Shaun, a North London loser, is a disappointment to his girlfriend, family, friends and flatmate. Only his mate Ed, an even bigger loser, looks up to him. Then flesh-eating zombies overrun the city and Shaun is forced to take responsibility for the survival of his corner of humanity…
Somewhere out there is a movie graveyard for the careers of British comedians — successful in home entertainment — who died a death trying to make an impact on the big screen. For every break-out Peter Sellers or John Cleese there are a dozen disappointments, as national institutions such as Morecambe and Wise, Smith and Jones, and… um, Cannon and Ball land with a thud.

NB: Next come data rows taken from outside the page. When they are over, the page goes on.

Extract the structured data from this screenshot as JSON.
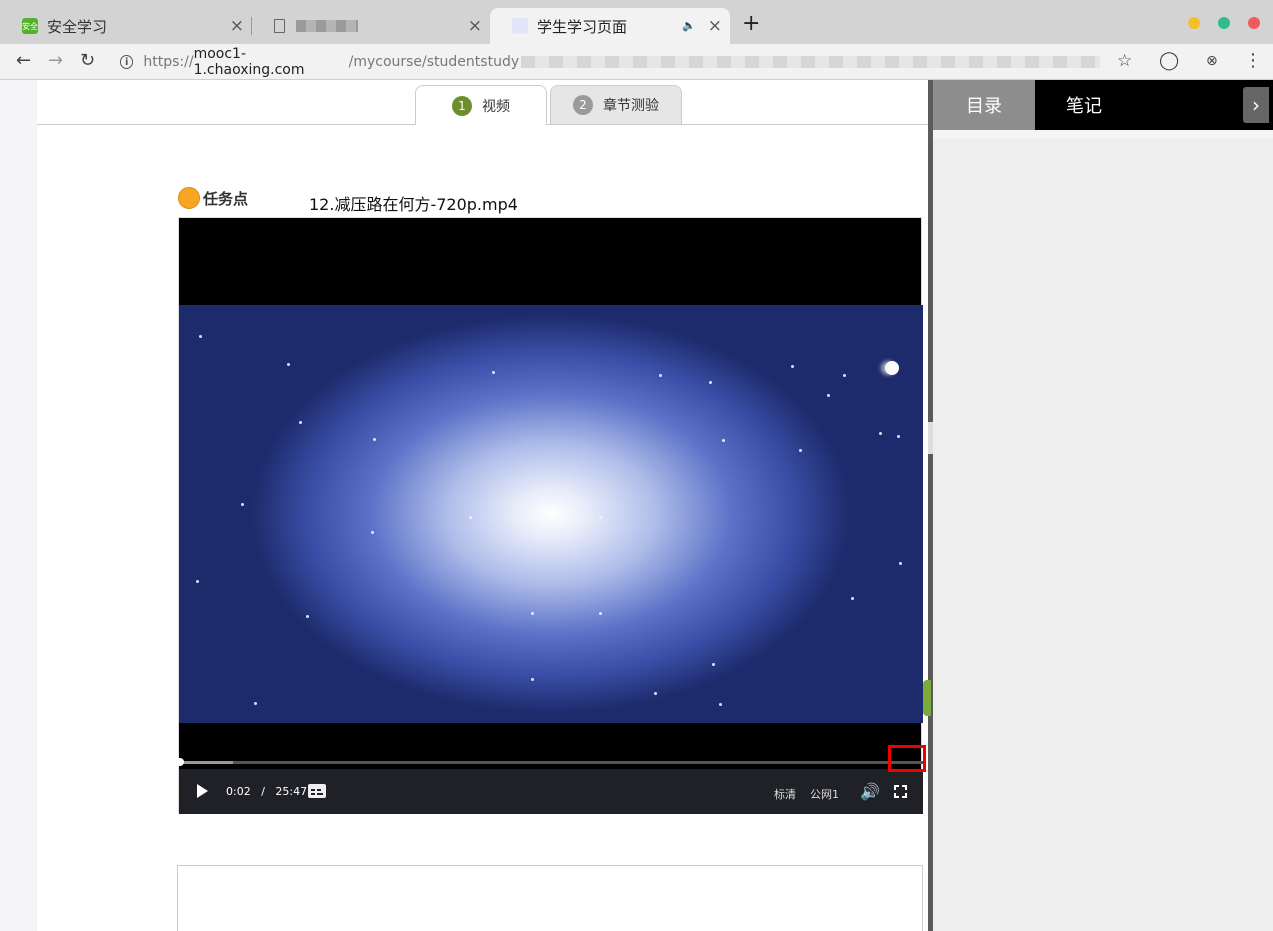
{
  "browser": {
    "tabs": [
      {
        "title": "安全学习",
        "favicon_text": "安全"
      },
      {
        "title": ""
      },
      {
        "title": "学生学习页面",
        "audio": "🔈"
      }
    ],
    "close_glyph": "×",
    "new_tab_glyph": "+",
    "window_buttons": [
      "#f5bf2a",
      "#2dbd8e",
      "#f05a5a"
    ],
    "address": {
      "scheme": "https://",
      "host": "mooc1-1.chaoxing.com",
      "path": "/mycourse/studentstudy"
    }
  },
  "content_tabs": [
    {
      "number": "1",
      "label": "视频",
      "active": true
    },
    {
      "number": "2",
      "label": "章节测验",
      "active": false
    }
  ],
  "task": {
    "label": "任务点",
    "filename": "12.减压路在何方-720p.mp4"
  },
  "player": {
    "current_time": "0:02",
    "separator": "/",
    "duration": "25:47",
    "progress_fraction": 0.0013,
    "buffered_fraction": 0.073,
    "quality": "标清",
    "line": "公网1"
  },
  "right_panel": {
    "tabs": [
      "目录",
      "笔记"
    ],
    "collapse_glyph": "›"
  },
  "colors": {
    "accent_green": "#6c8f2b",
    "task_dot": "#f6a623",
    "annotation_red": "#ee0000"
  }
}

In Shaun Of The Dead, director-writer Edgar Wright and star-writer Simon Pegg — plus many of their mates from the innovative Channel 4 sitcom Spaced — spin off a Resident Evil sketch wrapped-up inside five minutes in one episode into a whole feature.
This is a rare TV-to-film transfer that retains the things you liked on television but still comes on like a proper (if low-budget and shambolic) movie. A difference between American crazy comedy and the British variety is that Hollywood always puts out pretend losers as leads — in Bruce Almighty, for instance, we’re supposed to accept Jim Carrey as a failure, though he has a job on television and is living with Jennifer Aniston; Pegg’ s Shaun watches a lot of television and is living with a friend from college
who hates the friend from primary school who’s on a permanent visit.
The point is not to make you feel good, but to prompt laughs of horrified recognition that we really are like that. The basic joke is that Shaun stumbles zombie-like through his regular life, not paying attention to the Night Of The Living Dead crisis taking place in the background, but shapes up when society falls apart and, though still essentially useless, becomes the best chance his friends have to survive (most of them, it’s fair to say, don’t).
It’s a workable premise and the early scenes, with unnoticed zombies on buses, working checkout tills or snogging in the street, are creepy-funny. But the film gets impatient (especially in two or three awkward ‘serious’ bits) and eventually winds up down the pub, with beer on the table, inappropriate music on an apparently malign jukebox and hordes of zombie flesh-eaters hammering at the doors as idiot Ed (Nick Frost) tries to cheer up his just-dumped mate with, “It’s not the end of the world.”
A surprisingly good TV transfer for the Spaced crew. It may not exactly be Ealing, but it’s funny for long stretches. Even when in danger of self-destructing, it cadges laughs with smart lines, silly observations or blokish inside jokes about zombie movies, video games and pub nibbles.